- _What you will do_:
Keep only the lines that hold the string "right", filtering out the rest of the entries below.

(Data records for software interfaces)
+++
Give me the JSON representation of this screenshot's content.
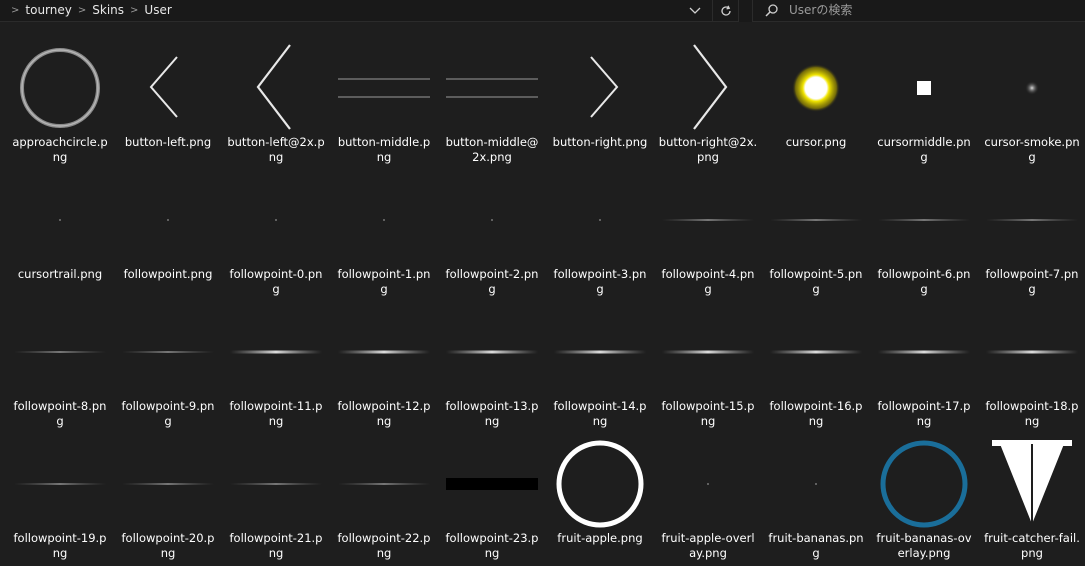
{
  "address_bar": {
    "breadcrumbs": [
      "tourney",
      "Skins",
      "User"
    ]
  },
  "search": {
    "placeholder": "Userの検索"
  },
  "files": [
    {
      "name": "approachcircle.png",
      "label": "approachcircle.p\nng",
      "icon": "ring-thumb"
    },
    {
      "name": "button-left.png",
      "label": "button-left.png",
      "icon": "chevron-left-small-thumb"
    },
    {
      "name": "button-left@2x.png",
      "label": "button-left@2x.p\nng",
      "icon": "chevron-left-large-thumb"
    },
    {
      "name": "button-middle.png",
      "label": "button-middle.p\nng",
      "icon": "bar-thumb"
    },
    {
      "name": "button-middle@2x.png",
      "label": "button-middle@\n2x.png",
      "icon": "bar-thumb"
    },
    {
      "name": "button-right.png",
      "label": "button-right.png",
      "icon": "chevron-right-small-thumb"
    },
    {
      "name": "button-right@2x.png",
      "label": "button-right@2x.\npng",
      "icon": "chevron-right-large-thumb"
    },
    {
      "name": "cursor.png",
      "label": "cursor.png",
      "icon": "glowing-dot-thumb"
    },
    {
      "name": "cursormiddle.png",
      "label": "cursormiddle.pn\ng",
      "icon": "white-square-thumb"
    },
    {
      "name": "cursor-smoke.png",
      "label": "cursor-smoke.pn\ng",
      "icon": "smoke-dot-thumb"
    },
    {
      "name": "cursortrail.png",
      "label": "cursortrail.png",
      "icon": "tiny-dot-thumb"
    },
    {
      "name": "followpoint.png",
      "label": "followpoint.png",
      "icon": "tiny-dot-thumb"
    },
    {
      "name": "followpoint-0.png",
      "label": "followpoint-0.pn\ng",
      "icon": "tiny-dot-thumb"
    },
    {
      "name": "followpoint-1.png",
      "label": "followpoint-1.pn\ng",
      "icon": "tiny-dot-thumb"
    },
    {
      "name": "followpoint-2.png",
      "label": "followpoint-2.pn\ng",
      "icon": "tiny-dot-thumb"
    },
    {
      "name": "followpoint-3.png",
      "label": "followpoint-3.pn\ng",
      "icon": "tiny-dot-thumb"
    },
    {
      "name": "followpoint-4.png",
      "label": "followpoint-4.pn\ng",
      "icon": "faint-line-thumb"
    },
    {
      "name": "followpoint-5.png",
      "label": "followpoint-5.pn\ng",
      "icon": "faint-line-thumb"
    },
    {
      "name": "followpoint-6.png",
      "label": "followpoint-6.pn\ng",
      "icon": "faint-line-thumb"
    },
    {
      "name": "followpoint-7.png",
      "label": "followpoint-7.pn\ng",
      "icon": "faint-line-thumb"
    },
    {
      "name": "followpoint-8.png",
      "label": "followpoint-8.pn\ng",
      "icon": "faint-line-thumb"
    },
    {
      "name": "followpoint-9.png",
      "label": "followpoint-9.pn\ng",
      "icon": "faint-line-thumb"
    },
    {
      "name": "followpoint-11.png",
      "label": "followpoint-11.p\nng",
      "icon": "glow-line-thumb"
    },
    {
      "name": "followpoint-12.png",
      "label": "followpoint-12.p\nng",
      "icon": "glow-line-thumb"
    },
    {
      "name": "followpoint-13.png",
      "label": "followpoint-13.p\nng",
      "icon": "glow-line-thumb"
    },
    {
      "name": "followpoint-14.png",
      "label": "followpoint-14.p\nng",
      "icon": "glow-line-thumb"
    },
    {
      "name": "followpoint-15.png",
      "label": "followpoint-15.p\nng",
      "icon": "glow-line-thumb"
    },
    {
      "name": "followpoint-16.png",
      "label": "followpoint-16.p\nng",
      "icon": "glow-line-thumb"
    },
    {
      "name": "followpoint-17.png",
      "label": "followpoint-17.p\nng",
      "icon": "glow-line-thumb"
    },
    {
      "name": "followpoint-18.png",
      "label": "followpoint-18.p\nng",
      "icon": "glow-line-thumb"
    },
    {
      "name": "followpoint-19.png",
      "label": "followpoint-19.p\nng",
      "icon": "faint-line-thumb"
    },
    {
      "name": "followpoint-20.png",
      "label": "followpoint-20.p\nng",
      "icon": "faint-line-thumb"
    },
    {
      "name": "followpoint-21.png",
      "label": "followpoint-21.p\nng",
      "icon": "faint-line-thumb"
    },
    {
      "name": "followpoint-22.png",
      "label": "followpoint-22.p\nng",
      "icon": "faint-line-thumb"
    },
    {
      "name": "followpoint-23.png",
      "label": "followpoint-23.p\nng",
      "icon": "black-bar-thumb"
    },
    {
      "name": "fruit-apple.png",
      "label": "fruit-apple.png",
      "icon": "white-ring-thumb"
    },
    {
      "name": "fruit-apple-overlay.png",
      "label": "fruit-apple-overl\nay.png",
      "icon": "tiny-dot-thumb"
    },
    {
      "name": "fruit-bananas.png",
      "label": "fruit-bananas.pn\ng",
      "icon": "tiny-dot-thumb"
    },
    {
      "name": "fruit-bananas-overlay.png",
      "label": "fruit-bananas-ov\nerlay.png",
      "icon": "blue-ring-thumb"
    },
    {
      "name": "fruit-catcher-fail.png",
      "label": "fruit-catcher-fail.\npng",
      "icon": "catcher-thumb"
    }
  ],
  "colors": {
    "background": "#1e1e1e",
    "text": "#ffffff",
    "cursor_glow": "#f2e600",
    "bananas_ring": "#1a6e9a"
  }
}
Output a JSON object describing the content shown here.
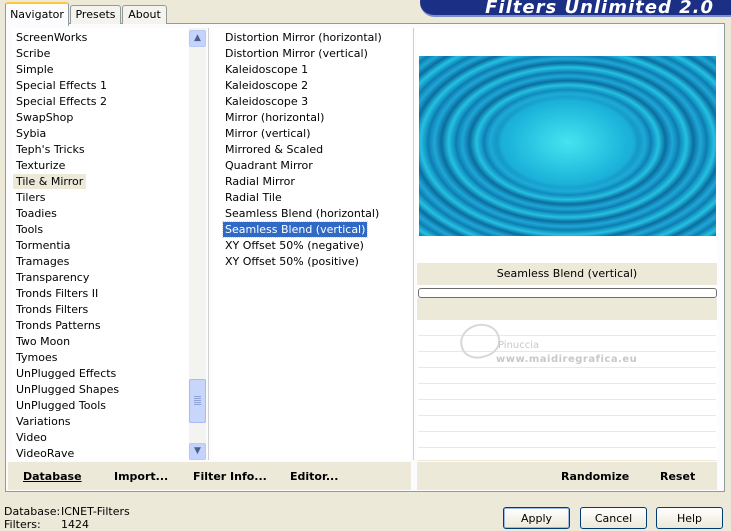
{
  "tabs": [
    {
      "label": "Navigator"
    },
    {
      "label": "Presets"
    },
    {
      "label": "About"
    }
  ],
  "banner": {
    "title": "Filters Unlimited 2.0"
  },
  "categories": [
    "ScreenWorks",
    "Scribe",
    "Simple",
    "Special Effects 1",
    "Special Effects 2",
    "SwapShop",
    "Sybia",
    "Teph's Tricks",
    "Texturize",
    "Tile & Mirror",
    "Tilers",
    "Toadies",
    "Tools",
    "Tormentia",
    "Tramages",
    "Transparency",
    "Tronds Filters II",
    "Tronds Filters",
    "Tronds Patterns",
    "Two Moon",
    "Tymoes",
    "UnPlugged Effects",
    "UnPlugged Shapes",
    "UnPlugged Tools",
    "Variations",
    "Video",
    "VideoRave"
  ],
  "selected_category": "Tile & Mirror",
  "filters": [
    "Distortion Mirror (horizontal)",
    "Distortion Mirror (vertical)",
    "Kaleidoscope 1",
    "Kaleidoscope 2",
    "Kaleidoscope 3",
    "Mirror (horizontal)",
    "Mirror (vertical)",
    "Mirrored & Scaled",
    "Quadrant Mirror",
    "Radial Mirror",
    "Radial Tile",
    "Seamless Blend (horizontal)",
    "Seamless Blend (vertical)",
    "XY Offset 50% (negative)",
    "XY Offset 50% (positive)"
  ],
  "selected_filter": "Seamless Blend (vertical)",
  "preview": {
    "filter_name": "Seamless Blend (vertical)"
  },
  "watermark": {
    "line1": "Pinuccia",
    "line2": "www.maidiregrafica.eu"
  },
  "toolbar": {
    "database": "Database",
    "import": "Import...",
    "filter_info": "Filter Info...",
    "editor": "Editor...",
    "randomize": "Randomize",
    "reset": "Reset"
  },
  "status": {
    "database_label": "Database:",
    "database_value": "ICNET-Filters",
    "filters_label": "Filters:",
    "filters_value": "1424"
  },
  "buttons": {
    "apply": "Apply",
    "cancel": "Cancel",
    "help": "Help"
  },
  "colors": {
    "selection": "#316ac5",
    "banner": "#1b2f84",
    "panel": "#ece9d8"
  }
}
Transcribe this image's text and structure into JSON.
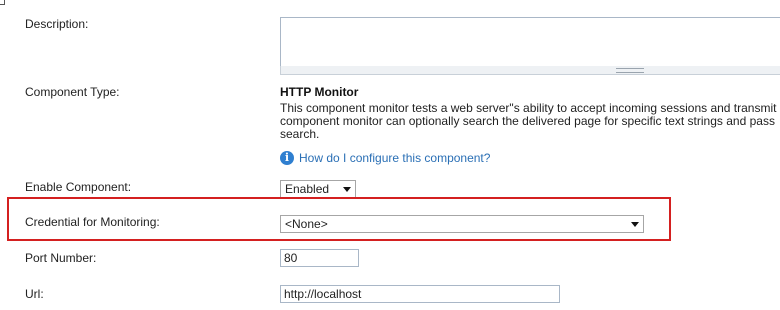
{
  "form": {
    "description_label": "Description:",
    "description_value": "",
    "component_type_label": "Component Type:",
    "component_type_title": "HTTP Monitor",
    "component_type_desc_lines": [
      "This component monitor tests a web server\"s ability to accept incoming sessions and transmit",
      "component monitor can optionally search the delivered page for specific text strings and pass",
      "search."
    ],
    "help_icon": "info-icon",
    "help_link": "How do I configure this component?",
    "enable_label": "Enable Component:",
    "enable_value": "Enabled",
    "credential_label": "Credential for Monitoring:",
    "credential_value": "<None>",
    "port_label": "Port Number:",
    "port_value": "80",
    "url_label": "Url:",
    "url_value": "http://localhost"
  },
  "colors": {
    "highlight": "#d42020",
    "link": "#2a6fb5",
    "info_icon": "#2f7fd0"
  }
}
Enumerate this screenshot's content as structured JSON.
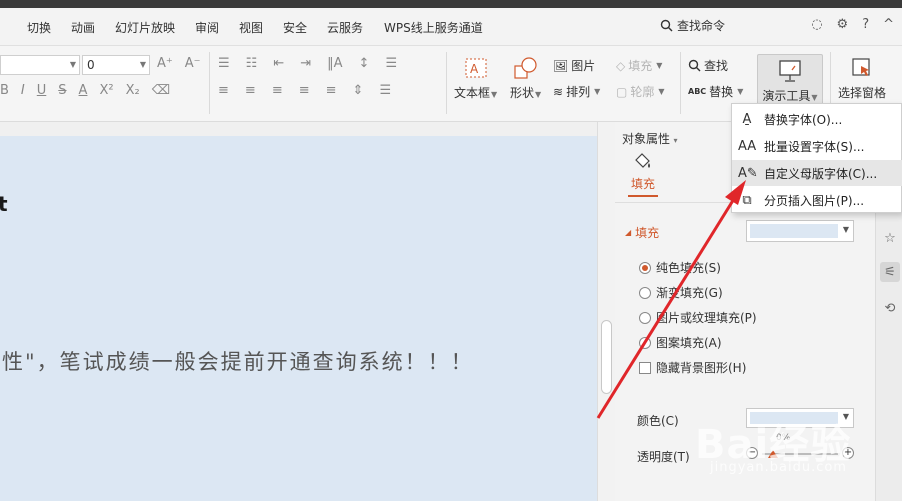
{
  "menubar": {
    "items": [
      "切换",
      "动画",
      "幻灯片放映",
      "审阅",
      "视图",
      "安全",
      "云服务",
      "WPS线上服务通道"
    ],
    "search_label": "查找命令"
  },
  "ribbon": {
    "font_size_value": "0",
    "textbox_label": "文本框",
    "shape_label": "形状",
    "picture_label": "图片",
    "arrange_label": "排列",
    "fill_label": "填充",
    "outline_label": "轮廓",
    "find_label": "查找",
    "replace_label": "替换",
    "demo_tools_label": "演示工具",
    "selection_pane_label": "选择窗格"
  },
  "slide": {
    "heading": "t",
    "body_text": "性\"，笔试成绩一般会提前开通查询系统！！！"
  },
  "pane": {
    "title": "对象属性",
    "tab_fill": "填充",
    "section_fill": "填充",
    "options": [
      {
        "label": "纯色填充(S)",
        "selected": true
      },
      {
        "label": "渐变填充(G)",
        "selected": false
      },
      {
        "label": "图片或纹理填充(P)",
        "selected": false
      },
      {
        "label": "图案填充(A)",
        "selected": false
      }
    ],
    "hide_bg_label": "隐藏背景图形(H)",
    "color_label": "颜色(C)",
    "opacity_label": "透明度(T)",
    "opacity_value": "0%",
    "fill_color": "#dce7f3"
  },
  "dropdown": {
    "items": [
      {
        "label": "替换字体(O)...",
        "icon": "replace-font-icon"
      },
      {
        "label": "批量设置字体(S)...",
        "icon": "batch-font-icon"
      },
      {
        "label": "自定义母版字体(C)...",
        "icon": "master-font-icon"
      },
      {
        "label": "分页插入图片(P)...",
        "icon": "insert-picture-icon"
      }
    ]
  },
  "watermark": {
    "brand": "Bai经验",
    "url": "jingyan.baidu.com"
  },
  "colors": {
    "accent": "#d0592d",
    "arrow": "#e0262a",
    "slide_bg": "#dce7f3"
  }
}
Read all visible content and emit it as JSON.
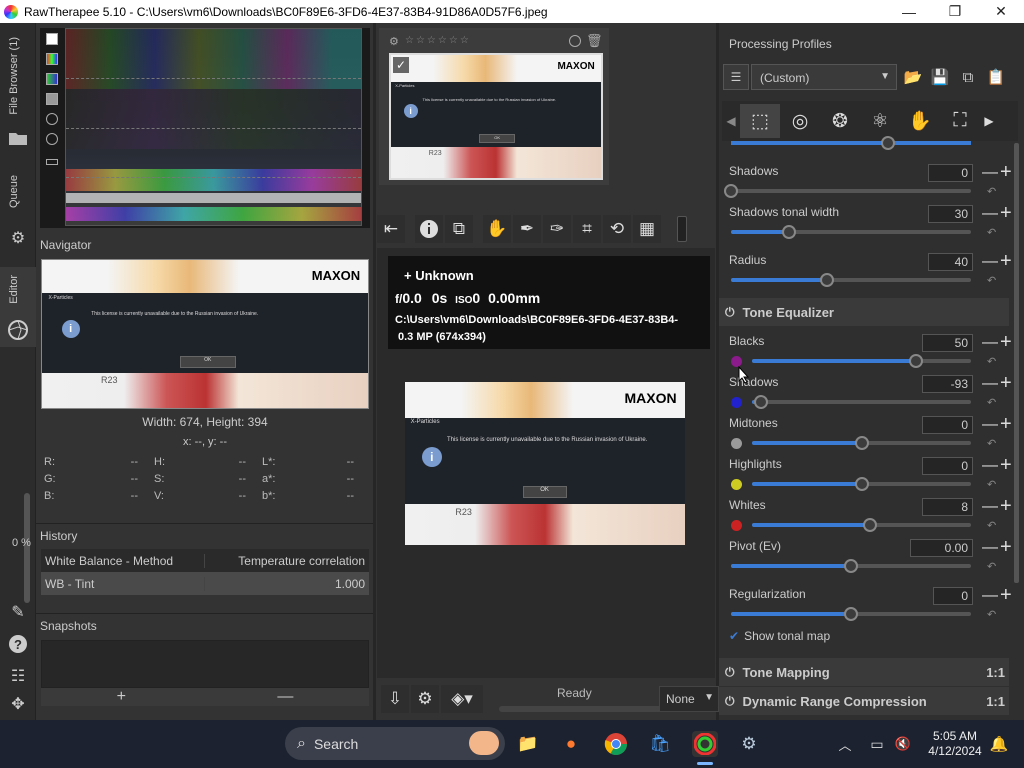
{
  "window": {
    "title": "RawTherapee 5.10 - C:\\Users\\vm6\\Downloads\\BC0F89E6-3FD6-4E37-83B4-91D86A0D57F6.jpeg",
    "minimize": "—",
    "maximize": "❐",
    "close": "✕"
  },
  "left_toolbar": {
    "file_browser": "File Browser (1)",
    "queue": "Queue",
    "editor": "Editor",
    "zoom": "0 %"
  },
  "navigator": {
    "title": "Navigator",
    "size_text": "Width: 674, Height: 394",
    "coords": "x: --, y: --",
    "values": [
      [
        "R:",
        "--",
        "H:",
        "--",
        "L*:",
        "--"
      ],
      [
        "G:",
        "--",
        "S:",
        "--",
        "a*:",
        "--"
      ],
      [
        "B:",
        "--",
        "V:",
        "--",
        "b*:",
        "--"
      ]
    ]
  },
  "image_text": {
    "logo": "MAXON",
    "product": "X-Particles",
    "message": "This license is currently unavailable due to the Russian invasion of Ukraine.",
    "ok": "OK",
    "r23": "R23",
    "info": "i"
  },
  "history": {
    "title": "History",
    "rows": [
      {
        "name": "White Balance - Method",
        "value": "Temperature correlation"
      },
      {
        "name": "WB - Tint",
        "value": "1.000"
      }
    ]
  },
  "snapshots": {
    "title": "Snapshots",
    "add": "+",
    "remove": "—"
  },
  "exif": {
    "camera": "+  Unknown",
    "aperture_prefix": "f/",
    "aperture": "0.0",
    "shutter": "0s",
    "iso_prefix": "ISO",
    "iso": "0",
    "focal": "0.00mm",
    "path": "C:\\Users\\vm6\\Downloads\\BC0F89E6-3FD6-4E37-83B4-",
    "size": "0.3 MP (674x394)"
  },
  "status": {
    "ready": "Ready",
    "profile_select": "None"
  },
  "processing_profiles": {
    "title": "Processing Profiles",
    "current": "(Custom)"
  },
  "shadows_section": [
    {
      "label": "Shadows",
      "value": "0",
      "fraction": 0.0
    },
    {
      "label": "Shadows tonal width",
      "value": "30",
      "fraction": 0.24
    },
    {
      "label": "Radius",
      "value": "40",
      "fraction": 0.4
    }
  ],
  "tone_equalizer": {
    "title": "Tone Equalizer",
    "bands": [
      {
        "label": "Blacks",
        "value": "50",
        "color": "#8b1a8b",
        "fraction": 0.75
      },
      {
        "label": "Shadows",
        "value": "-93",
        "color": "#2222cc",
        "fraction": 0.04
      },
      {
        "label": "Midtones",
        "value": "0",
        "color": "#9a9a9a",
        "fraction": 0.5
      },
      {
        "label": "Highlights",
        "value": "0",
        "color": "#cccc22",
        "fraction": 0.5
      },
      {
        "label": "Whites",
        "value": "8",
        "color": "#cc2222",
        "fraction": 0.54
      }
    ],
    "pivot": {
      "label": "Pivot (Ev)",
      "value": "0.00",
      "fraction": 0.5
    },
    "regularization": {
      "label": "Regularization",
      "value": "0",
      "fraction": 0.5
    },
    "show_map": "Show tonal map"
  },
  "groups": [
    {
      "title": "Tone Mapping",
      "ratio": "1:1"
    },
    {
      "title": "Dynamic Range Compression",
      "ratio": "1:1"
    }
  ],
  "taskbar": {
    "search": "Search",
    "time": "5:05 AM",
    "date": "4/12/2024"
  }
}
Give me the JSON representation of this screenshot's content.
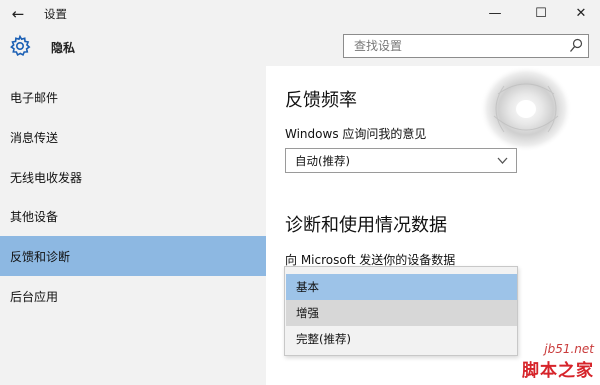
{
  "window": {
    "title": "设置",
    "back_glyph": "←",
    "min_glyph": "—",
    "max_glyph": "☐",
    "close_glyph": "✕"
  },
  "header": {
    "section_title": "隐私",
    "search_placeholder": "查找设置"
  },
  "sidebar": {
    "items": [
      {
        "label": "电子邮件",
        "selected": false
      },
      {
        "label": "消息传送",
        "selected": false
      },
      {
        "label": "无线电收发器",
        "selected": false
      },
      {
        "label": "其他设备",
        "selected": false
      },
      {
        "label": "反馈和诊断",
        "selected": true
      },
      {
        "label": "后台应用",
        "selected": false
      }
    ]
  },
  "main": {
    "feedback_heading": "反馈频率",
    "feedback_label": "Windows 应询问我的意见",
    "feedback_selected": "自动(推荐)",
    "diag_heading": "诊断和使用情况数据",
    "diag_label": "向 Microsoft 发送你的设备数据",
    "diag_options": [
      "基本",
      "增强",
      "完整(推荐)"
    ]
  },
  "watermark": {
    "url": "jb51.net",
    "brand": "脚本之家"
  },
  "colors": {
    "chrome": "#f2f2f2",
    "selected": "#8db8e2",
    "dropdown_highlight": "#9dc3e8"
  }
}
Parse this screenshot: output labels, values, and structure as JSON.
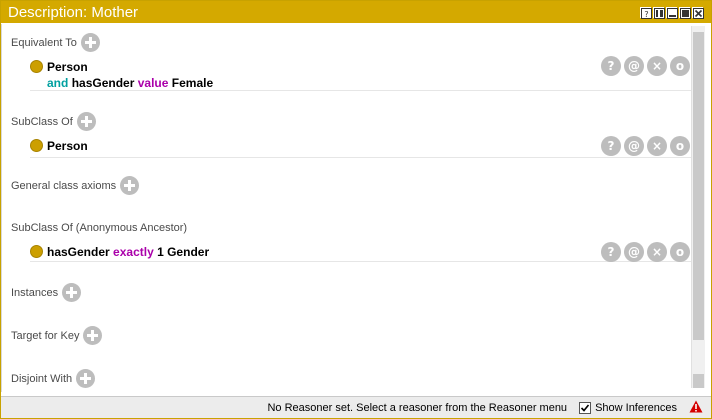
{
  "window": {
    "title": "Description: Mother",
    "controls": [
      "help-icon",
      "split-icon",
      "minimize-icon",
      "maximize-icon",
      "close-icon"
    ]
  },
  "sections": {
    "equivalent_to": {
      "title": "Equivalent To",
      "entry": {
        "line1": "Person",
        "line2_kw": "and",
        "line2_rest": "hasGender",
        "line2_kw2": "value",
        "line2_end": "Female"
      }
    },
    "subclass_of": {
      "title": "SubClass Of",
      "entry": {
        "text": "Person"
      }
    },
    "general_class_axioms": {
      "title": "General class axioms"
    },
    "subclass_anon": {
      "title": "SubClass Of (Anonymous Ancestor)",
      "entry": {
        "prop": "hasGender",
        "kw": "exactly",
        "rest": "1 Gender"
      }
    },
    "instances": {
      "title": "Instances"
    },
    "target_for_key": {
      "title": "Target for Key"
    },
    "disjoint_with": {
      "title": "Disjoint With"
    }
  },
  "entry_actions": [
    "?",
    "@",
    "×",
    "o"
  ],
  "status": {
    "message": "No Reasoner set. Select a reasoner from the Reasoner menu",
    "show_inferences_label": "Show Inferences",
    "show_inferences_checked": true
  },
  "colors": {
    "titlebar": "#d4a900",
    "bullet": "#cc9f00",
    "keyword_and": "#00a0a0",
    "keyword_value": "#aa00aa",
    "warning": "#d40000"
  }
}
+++
- _Task solution_:
      "name": "button-right.png",
      "label": "button-right.png",
      "icon": "chevron-right-small-thumb"
      "name": "button-right@2x.png",
      "label": "button-right@2x.\npng",
      "icon": "chevron-right-large-thumb"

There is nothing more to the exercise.